Monday 15 November 2021, 5.30PM

Speaker(s): Noga Arikha (Warburg Institute)

Noga Arikha will speak on 'How we Feel: Cultural Variations on a Natural Theme.' This seminar runs as part of the 'Emotions, history and the Body' research seminar series.

'Much science has emerged in the past two decades that analyses the experience of emotion, yielding what is known as the “affective turn” in psychology and neurosciences, along with the upstaging of reason as what was historically viewed as most interesting about humans, or better, its redefinition in terms that include our feeling, and indeed communicative, inter-related, social selves. In this talk I propose to draw a line between the scientific study of emotions and anthropological considerations about them - between our animal nature and the grounding of emotion in the physiology of feeling, and our capacity to study our story-telling selves and create symbolic cultures. Cultural anthropology is post-Darwinian in that it studies humans as an evolved species. But our distinguishing trait is indeed the creation of cultures. What is the status of emotions, then? On what grounds do studies of physiology and cultural variation meet? This talk is an opportunity for me to connect the scientific study of our feeling, embodied selves, about which I have been writing, with the birth of cultural anthropology and the ideas of Franz Boas, my current subject of investigation.'

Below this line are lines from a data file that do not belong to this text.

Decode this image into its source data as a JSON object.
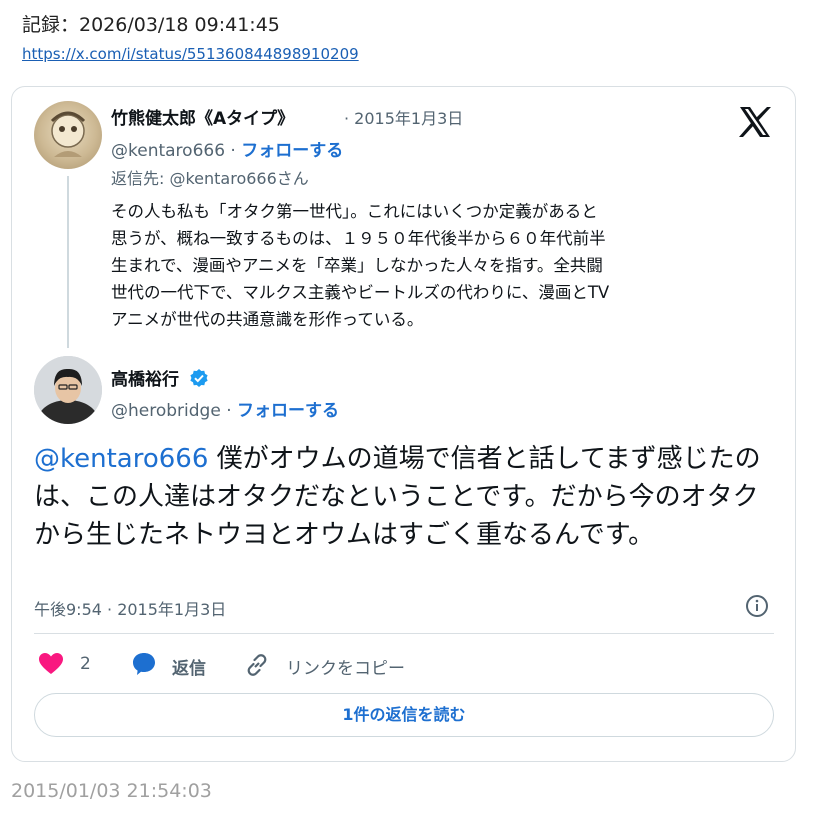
{
  "record": {
    "header": "記録：2026/03/18 09:41:45",
    "url": "https://x.com/i/status/551360844898910209"
  },
  "icons": {
    "logo": "x-logo-icon",
    "verified": "verified-badge-icon",
    "info": "info-icon",
    "like": "heart-icon",
    "reply": "reply-bubble-icon",
    "link": "link-icon"
  },
  "colors": {
    "accent": "#1d6fd0",
    "like": "#f91880",
    "muted": "#536471"
  },
  "quoted_tweet": {
    "author_name": "竹熊健太郎《Aタイプ》",
    "date": "· 2015年1月3日",
    "handle": "@kentaro666 ·",
    "follow": "フォローする",
    "reply_to": "返信先: @kentaro666さん",
    "lines": [
      "その人も私も「オタク第一世代」。これにはいくつか定義があると",
      "思うが、概ね一致するものは、１９５０年代後半から６０年代前半",
      "生まれで、漫画やアニメを「卒業」しなかった人々を指す。全共闘",
      "世代の一代下で、マルクス主義やビートルズの代わりに、漫画とTV",
      "アニメが世代の共通意識を形作っている。"
    ]
  },
  "main_tweet": {
    "author_name": "高橋裕行",
    "handle": "@herobridge ·",
    "follow": "フォローする",
    "mention": "@kentaro666",
    "text": " 僕がオウムの道場で信者と話してまず感じたのは、この人達はオタクだなということです。だから今のオタクから生じたネトウヨとオウムはすごく重なるんです。",
    "timestamp": "午後9:54 · 2015年1月3日"
  },
  "actions": {
    "like_count": "2",
    "reply_label": "返信",
    "copy_link_label": "リンクをコピー",
    "read_replies_label": "1件の返信を読む"
  },
  "footer": {
    "date": "2015/01/03 21:54:03"
  }
}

The histories of emotion and the body are core concerns of AboutFace: The Cultural and Affective History of Face Transplants. They are also increasingly important themes in all fields of historical research, including the histories of medicine, ethics and gender. AboutFace is delighted to hold a monthly webinar series that explores emotion, history and the body across times and cultures, bringing together insights from the humanities and the social sciences. 'Emotions, History and the Body' therefore adopts a historical but interdisciplinary focus. Speakers will be invited in accordance with the Department of History’s commitment to principles of equality and diversity. 

The webinar will be held online via Zoom in 2021. Please note that seminar start times are variable to account for speakers presenting in different time zones.

Full programme:

1 February, 17:30 Barbara Rosenwein - 'Angry Bodies'
1 March, 10:00 Katie Barclay - 'From Corporeal Ethics to Carnal Instincts: Sexual Desires in the Long-Eighteenth Century'
18 October, 12:15 Rob Boddice - 'Experiencing Placebo: Toward a Biocultural History of the Brain'
15 November, 17:30 Noga Arikha - 'How we Feel: Cultural Variations on a Natural Theme'

Location: Zoom Webinar

Admission: Free to attend, but registration is required